The French are looking for a way out of Mali, even though their limited presence in dealing with counterterrorism is now considered a given. But for the immediate situation, so far, they have invested into keeping the MNLA separate from the Malian government forces, while at the same time balancing the scale enough against the MNLA to push them specifically into negotiating their future within a Malian sovereign state. It is tedious work, and so far they have excelled even though they are gradually staying out of time. If the MNLA gets desperate enough to join the Jihadists, all of their efforts in resolving the Tuareg nationalist issue separate from the Al-Qaeda in the Islamic Maghreb will go to shambles. Maintaining access into Kidal and other Tuareg controlled territories, gives the French an advantage in playing a leading role in the MNLA’s pre-election or post-election disarmament.
The US has so far invested in helping the French and the intervention coalition with logistical support and especially refueling, while at the same time prudently emphasizing both the need for the return of democracy in Mali and a peaceful resolution on the MNLA question. It is now providing aid for elections preparation, as well as for strictly humanitarian purposes. The US is fully aware of the geostrategic significance of Mali and will invest heavily in assisting on reconstruction, security and stabilization in the region. The British, French, Irish, German, and other European countries are currently training the Malian army and will do so until there is a standing force able to repel any further threats.
In spite of intentions, the UN, AU, and ECOWAS peacekeeping force may become a major threat to progress in restoring peace in Mali, unless they are well prepared, ready and trained to dealing with a variety of eventualities, and disciplined enough to stay away from causing trouble, similar to those in Bosnia, Somalia, and DRCongo ("Mon-useless"), such as in promoting sex slavery, human trafficking, and committing other crimes and or by abusing their power. The Malian people are far too vulnerable right now to resist the potential misdeeds of a force as overwhelming as 12,000 troops from more than a dozen different nationalities.
In regards to the MNLA, it might be even preferable that the current negotiations are concluded before the UN peacekeepers arrive en masse, adding one more variable to the already highly complex conflict system. They should, however, be considered as part of any other solution in providing security to returning refugees, delivering humanitarian aid, assisting in decommissioning processes, and actively repelling Jihadist attacks, if necessary.
Ending a War

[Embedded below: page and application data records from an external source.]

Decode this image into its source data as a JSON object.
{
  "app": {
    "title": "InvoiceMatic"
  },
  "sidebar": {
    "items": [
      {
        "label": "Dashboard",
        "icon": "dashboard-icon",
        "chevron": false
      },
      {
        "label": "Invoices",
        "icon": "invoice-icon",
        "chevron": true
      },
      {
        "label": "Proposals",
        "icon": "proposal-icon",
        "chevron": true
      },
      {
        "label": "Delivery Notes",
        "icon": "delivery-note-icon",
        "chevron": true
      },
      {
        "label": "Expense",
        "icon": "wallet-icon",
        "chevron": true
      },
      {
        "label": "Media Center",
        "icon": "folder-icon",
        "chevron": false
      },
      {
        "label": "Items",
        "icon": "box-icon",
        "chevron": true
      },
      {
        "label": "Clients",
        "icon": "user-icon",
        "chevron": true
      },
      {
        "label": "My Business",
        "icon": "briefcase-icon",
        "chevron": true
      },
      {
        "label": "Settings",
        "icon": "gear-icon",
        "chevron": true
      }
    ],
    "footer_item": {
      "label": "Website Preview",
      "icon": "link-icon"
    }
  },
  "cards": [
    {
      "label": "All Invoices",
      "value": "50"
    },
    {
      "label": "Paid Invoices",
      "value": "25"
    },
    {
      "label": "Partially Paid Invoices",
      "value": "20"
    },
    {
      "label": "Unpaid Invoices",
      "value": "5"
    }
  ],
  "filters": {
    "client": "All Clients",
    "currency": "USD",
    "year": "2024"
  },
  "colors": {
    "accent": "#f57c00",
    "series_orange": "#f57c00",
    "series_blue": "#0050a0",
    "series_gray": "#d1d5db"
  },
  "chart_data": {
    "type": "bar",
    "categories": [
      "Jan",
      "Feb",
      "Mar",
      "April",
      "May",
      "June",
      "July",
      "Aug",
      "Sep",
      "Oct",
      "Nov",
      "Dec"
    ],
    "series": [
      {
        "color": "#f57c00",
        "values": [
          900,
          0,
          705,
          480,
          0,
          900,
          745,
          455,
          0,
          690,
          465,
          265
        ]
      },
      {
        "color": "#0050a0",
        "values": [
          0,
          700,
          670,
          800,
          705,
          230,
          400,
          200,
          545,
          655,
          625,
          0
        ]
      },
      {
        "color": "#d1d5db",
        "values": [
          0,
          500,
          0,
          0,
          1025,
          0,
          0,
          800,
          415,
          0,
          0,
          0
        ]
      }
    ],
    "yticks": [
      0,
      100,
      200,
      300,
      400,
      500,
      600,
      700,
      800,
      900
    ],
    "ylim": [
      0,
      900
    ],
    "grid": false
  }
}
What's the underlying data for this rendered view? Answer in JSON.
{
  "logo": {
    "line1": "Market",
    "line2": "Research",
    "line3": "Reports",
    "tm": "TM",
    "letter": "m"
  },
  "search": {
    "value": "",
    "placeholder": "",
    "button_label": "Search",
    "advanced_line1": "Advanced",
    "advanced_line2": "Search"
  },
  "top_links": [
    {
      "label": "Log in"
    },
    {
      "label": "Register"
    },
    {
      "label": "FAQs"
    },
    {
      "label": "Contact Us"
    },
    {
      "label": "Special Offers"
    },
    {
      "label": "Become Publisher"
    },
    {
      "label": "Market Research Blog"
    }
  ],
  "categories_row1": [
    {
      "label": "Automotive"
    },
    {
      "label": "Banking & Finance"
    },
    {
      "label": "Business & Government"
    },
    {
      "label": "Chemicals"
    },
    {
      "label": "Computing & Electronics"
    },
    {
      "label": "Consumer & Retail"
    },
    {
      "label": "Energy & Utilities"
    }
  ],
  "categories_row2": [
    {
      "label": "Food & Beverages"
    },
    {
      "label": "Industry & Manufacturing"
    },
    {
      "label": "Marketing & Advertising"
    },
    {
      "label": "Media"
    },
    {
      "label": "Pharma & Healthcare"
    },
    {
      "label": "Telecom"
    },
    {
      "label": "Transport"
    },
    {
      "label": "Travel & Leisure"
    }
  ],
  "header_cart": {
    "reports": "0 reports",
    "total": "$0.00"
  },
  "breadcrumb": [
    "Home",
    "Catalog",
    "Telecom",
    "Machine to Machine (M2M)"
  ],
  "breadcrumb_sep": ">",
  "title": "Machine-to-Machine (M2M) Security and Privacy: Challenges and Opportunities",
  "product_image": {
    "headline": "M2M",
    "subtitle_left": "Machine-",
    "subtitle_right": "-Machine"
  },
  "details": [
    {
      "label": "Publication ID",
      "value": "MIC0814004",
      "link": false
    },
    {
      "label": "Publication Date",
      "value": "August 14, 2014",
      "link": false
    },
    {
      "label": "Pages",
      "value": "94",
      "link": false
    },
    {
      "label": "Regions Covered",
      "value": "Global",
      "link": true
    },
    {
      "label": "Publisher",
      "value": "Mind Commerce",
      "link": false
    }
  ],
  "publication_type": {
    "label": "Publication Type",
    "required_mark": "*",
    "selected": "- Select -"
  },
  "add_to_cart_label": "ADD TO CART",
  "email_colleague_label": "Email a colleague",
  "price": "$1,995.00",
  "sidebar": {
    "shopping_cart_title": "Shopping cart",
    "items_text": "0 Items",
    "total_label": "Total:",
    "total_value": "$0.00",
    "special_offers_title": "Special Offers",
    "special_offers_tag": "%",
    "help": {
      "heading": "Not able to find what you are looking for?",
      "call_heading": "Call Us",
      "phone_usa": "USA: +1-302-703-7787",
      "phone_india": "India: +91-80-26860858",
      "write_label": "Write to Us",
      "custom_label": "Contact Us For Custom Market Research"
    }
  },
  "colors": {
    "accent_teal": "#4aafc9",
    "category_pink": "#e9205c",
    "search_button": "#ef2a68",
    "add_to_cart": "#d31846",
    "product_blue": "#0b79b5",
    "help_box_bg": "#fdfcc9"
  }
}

Theoretically, for as long as the MNLA controls Malian territory alone, the war in Mali is still ongoing. Overcoming issues such as disarmament, and impunity, and restoring peace and stability in the country sustainably, will take much more than the current negotiations between the MNLA and the government. Yet, by closing this painful chapter in time, the interim government may give the oncoming elected government a chance to to a clean start.
Ending the war in Mali will be a strategic victory for all Malians, as well as their neighbors and beyond. A traditionally moderate Muslim state, post-war Mali, while healing, may provide an even better example of itself as a nation which can successfully combine democracy and freedom of expression, along with ancient traditions, living heritage, in an ultra-diverse ethnic setup. To that end, building peace with the MNLA via negotiations will be a decisive step for the future of Mali.
*[This article was originally published by The Conflict Monitor Mali.]
The views expressed in this article are the author's own and do not necessarily reflect Fair Observer’s editorial policy.